> [Activity] Could you repeat the records below exactly as written?

> [Input for this task]
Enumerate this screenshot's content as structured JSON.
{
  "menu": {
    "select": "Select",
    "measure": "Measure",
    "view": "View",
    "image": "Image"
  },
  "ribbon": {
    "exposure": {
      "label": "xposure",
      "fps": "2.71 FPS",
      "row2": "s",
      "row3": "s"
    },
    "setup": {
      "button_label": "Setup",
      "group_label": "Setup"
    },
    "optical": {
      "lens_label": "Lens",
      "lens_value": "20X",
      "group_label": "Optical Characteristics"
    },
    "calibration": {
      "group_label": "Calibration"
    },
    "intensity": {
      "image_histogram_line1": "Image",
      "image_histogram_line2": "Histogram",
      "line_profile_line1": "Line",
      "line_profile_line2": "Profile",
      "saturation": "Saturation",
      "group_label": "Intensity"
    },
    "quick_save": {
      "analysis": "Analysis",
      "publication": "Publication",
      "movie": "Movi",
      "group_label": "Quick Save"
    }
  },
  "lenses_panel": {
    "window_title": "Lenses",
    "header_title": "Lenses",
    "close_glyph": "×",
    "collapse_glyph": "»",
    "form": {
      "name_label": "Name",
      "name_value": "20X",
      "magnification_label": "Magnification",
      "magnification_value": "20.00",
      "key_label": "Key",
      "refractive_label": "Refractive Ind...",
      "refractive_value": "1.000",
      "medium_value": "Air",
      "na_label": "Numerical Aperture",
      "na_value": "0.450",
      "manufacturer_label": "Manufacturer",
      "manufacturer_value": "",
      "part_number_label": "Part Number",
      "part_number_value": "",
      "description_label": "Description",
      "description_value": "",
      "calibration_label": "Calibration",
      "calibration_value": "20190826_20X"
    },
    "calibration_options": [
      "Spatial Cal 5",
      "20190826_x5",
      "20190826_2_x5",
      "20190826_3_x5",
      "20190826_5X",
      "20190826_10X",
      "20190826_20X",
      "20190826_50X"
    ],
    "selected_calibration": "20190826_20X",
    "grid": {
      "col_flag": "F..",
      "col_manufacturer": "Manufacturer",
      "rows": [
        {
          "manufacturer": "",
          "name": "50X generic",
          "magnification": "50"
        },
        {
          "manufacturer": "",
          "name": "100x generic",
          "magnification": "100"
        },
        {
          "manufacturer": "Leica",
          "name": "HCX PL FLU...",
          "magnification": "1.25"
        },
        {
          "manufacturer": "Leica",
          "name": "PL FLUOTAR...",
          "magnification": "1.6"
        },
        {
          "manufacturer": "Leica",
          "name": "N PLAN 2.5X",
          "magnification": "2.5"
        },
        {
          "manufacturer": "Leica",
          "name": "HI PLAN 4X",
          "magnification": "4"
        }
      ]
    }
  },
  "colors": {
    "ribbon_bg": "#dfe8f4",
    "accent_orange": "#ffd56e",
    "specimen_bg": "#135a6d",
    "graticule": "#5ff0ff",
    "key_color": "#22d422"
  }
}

> [Response for this exercise]
Enumerate this screenshot's content as structured JSON.
{
  "menu": {
    "select": "Select",
    "measure": "Measure",
    "view": "View",
    "image": "Image"
  },
  "ribbon": {
    "exposure": {
      "label": "xposure",
      "fps": "2.71 FPS",
      "row2": "s",
      "row3": "s"
    },
    "setup": {
      "button_label": "Setup",
      "group_label": "Setup"
    },
    "optical": {
      "lens_label": "Lens",
      "lens_value": "20X",
      "group_label": "Optical Characteristics"
    },
    "calibration": {
      "group_label": "Calibration"
    },
    "intensity": {
      "image_histogram_line1": "Image",
      "image_histogram_line2": "Histogram",
      "line_profile_line1": "Line",
      "line_profile_line2": "Profile",
      "saturation": "Saturation",
      "group_label": "Intensity"
    },
    "quick_save": {
      "analysis": "Analysis",
      "publication": "Publication",
      "movie": "Movi",
      "group_label": "Quick Save"
    }
  },
  "lenses_panel": {
    "window_title": "Lenses",
    "header_title": "Lenses",
    "close_glyph": "×",
    "collapse_glyph": "»",
    "form": {
      "name_label": "Name",
      "name_value": "20X",
      "magnification_label": "Magnification",
      "magnification_value": "20.00",
      "key_label": "Key",
      "refractive_label": "Refractive Ind...",
      "refractive_value": "1.000",
      "medium_value": "Air",
      "na_label": "Numerical Aperture",
      "na_value": "0.450",
      "manufacturer_label": "Manufacturer",
      "manufacturer_value": "",
      "part_number_label": "Part Number",
      "part_number_value": "",
      "description_label": "Description",
      "description_value": "",
      "calibration_label": "Calibration",
      "calibration_value": "20190826_20X"
    },
    "calibration_options": [
      "Spatial Cal 5",
      "20190826_x5",
      "20190826_2_x5",
      "20190826_3_x5",
      "20190826_5X",
      "20190826_10X",
      "20190826_20X",
      "20190826_50X"
    ],
    "selected_calibration": "20190826_20X",
    "grid": {
      "col_flag": "F..",
      "col_manufacturer": "Manufacturer",
      "rows": [
        {
          "manufacturer": "",
          "name": "50X generic",
          "magnification": "50"
        },
        {
          "manufacturer": "",
          "name": "100x generic",
          "magnification": "100"
        },
        {
          "manufacturer": "Leica",
          "name": "HCX PL FLU...",
          "magnification": "1.25"
        },
        {
          "manufacturer": "Leica",
          "name": "PL FLUOTAR...",
          "magnification": "1.6"
        },
        {
          "manufacturer": "Leica",
          "name": "N PLAN 2.5X",
          "magnification": "2.5"
        },
        {
          "manufacturer": "Leica",
          "name": "HI PLAN 4X",
          "magnification": "4"
        }
      ]
    }
  },
  "colors": {
    "ribbon_bg": "#dfe8f4",
    "accent_orange": "#ffd56e",
    "specimen_bg": "#135a6d",
    "graticule": "#5ff0ff",
    "key_color": "#22d422"
  }
}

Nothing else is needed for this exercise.